▶ _WORK INSTRUCTION_
Please say how many lines in the records below contain the word "JSON". Give the number and nothing more.

--- SUPPLIED RECORDS Enclosed Below ---

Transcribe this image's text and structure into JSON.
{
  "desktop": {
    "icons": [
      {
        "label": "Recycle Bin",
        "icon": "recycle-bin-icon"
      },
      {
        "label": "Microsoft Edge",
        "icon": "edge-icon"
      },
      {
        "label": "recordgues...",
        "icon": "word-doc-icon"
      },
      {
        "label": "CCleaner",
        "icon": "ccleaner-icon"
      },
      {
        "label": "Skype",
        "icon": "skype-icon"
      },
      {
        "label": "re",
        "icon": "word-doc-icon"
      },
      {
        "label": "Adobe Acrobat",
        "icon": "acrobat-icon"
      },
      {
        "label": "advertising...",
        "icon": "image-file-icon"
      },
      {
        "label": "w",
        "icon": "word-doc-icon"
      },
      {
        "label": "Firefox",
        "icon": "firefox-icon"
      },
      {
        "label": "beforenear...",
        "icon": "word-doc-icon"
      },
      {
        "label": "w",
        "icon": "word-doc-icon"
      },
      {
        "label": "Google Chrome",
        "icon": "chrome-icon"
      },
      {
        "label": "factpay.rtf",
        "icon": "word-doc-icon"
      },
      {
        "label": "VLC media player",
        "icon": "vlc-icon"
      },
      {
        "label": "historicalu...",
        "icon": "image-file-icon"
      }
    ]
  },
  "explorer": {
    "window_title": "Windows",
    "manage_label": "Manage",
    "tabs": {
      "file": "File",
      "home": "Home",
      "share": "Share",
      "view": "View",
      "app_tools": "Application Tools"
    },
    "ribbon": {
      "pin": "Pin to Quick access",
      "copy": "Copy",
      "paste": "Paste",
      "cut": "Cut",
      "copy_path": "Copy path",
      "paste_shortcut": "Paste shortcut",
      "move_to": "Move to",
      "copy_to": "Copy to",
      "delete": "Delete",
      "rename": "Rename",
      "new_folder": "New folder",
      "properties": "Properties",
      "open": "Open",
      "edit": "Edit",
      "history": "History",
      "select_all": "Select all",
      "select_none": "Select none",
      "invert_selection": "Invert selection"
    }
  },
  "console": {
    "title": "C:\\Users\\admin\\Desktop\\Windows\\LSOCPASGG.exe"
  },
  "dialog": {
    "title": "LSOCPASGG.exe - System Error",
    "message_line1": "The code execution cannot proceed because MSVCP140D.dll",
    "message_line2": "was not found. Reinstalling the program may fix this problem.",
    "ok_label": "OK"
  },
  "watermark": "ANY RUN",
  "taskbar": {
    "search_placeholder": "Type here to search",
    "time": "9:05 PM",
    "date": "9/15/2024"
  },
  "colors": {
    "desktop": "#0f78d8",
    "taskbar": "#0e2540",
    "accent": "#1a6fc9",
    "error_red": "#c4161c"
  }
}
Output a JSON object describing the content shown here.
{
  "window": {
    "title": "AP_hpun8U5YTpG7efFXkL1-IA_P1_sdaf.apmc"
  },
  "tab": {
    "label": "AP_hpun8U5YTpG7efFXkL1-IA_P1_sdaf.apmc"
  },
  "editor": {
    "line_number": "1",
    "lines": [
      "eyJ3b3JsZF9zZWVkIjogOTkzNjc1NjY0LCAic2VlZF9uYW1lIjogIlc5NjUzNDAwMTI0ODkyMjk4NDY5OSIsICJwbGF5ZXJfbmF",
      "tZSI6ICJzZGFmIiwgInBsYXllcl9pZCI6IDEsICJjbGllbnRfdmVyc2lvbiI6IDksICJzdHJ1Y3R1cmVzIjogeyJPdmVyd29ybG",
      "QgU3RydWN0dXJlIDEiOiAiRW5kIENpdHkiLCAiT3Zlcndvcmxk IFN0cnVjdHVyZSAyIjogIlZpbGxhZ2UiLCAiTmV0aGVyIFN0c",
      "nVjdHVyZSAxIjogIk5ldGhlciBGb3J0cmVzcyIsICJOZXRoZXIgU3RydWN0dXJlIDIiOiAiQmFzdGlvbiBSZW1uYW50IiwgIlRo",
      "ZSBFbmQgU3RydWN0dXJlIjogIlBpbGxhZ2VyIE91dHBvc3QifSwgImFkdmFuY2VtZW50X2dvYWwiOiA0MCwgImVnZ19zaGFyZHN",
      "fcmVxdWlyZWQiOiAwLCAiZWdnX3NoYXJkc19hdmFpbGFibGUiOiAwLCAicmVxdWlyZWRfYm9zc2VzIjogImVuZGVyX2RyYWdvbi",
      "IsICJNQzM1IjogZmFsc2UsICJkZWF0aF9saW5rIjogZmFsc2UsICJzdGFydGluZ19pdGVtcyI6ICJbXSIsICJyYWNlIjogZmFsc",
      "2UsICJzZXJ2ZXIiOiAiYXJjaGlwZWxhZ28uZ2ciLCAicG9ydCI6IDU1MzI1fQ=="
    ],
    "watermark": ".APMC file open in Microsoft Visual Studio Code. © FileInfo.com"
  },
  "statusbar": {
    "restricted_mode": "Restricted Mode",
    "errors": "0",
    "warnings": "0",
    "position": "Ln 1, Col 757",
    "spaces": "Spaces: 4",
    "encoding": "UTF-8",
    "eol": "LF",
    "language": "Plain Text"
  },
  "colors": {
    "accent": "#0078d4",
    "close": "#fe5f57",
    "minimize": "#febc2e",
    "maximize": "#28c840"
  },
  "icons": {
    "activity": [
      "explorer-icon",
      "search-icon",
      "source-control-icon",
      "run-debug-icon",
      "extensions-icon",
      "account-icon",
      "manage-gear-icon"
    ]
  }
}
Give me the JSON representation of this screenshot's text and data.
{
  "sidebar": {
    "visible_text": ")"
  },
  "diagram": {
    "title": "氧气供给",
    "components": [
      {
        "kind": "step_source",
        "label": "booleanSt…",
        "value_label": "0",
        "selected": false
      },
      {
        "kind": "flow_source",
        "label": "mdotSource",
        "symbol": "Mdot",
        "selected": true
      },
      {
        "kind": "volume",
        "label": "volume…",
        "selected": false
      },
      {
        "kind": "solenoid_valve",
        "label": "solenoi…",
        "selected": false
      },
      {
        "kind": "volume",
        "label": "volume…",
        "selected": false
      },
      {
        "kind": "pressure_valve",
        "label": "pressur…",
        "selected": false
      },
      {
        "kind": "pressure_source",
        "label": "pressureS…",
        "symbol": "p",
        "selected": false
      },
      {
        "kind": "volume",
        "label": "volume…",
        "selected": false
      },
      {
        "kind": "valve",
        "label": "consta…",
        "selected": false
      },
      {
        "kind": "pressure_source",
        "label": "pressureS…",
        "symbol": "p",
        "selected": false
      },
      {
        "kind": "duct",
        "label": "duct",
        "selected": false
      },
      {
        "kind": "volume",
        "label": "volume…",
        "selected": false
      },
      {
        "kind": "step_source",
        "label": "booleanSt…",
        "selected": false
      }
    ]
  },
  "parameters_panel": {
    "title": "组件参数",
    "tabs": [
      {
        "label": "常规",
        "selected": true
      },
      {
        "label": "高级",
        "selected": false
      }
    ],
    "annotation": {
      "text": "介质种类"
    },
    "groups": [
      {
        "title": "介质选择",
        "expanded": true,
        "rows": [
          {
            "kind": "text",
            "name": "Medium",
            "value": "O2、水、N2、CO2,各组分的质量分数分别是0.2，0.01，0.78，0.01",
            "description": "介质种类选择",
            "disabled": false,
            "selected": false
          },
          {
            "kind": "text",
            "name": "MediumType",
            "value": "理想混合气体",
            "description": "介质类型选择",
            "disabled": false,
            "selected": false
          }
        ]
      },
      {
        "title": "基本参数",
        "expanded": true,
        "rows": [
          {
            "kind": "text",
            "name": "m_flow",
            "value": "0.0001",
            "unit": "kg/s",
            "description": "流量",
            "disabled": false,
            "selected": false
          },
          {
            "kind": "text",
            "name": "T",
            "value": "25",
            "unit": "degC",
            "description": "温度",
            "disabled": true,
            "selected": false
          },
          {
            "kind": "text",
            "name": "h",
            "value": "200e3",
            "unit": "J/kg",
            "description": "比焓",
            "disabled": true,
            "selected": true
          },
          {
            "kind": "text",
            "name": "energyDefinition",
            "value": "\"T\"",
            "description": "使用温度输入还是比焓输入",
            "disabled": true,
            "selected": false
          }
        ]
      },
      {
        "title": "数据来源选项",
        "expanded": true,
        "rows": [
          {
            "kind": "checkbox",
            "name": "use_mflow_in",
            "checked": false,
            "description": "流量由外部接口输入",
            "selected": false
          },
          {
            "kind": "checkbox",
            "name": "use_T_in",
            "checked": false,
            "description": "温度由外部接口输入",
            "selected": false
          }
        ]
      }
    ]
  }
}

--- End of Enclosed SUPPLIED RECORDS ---

▶ _TASK RESULT_
3